- **Data provided**:

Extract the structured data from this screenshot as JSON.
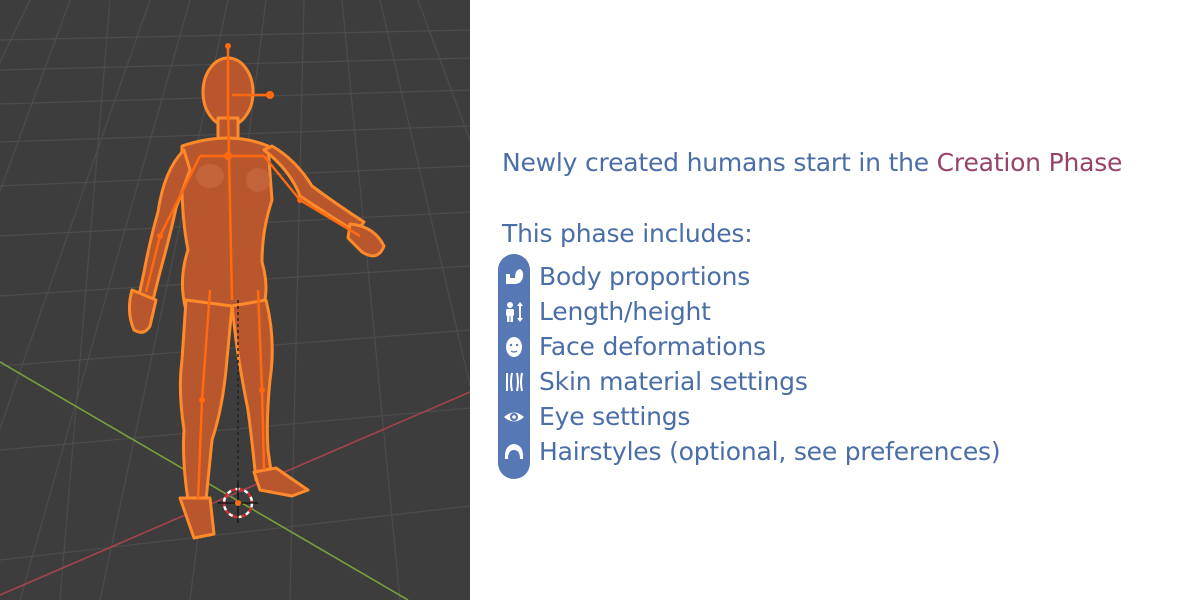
{
  "headline": {
    "prefix": "Newly created humans start in the ",
    "highlight": "Creation Phase"
  },
  "subheading": "This phase includes:",
  "features": [
    {
      "icon": "flexed-arm-icon",
      "label": "Body proportions"
    },
    {
      "icon": "height-person-icon",
      "label": "Length/height"
    },
    {
      "icon": "face-icon",
      "label": "Face deformations"
    },
    {
      "icon": "skin-strands-icon",
      "label": "Skin material settings"
    },
    {
      "icon": "eye-icon",
      "label": "Eye settings"
    },
    {
      "icon": "hair-icon",
      "label": "Hairstyles (optional, see preferences)"
    }
  ],
  "colors": {
    "text": "#4a6ea8",
    "accent": "#98426a",
    "icon_strip": "#5678b4",
    "viewport_bg": "#3d3d3d",
    "selection_orange": "#f36a1a"
  }
}
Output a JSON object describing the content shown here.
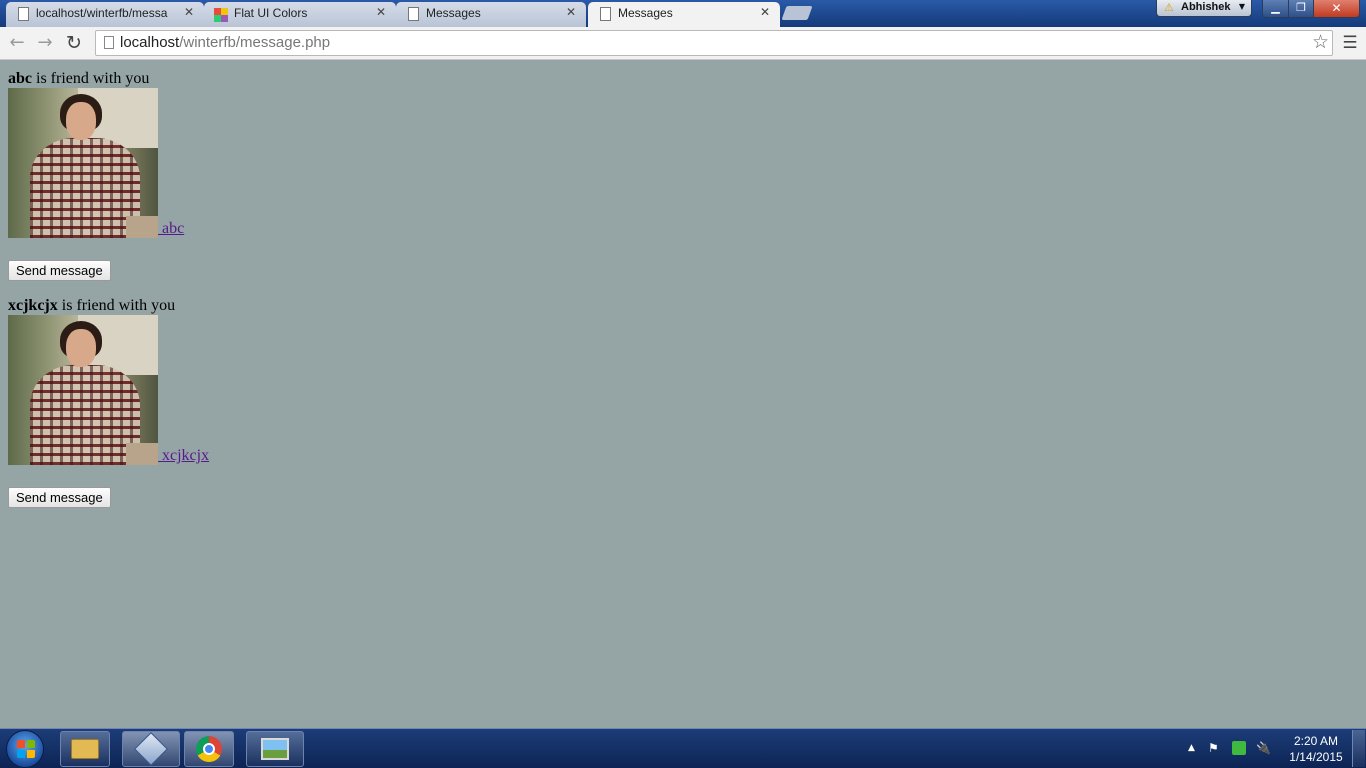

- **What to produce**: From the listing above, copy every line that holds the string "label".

- **Result below**:
      "label": "Body proportions"
      "label": "Length/height"
      "label": "Face deformations"
      "label": "Skin material settings"
      "label": "Eye settings"
      "label": "Hairstyles (optional, see preferences)"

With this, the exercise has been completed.